**Task item**
Write out the data below exactly as given, without any of its pictures.

(Available data)

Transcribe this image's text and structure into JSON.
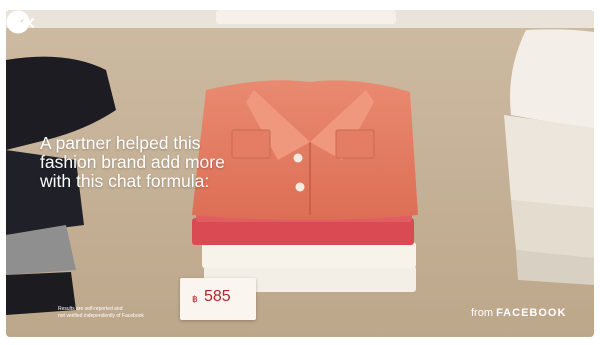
{
  "headline": {
    "line1": "A partner helped this",
    "line2": "fashion brand add more",
    "line3": "with this chat formula:"
  },
  "price_tag": {
    "currency": "฿",
    "value": "585"
  },
  "disclaimer": {
    "line1": "Results are self-reported and",
    "line2": "not verified independently of Facebook"
  },
  "branding": {
    "prefix": "from",
    "brand": "FACEBOOK"
  },
  "icons": {
    "messenger": "messenger-icon",
    "mute": "speaker-muted-icon"
  },
  "colors": {
    "headline_text": "#ffffff",
    "price_text": "#b0272c",
    "shirt": "#e4785e"
  }
}
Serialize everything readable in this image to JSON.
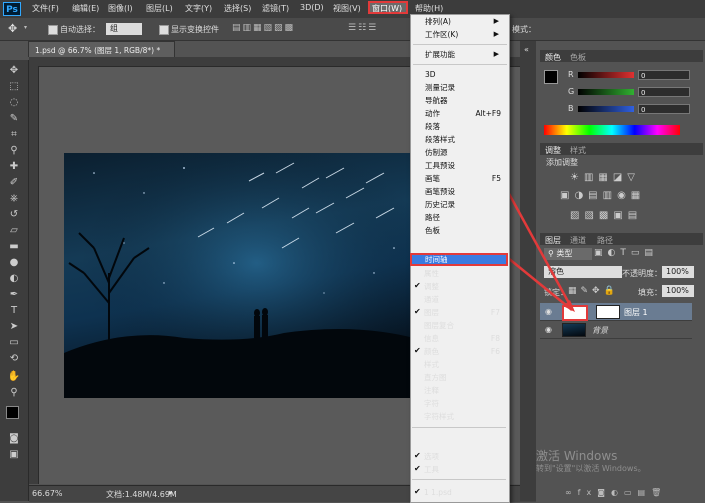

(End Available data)

**Exercise response**
Transcribe this image's text and structure into JSON.
{
  "headline": {
    "line1": "A partner helped this",
    "line2": "fashion brand add more",
    "line3": "with this chat formula:"
  },
  "price_tag": {
    "currency": "฿",
    "value": "585"
  },
  "disclaimer": {
    "line1": "Results are self-reported and",
    "line2": "not verified independently of Facebook"
  },
  "branding": {
    "prefix": "from",
    "brand": "FACEBOOK"
  },
  "icons": {
    "messenger": "messenger-icon",
    "mute": "speaker-muted-icon"
  },
  "colors": {
    "headline_text": "#ffffff",
    "price_text": "#b0272c",
    "shirt": "#e4785e"
  }
}
Serialize everything readable in this image to JSON.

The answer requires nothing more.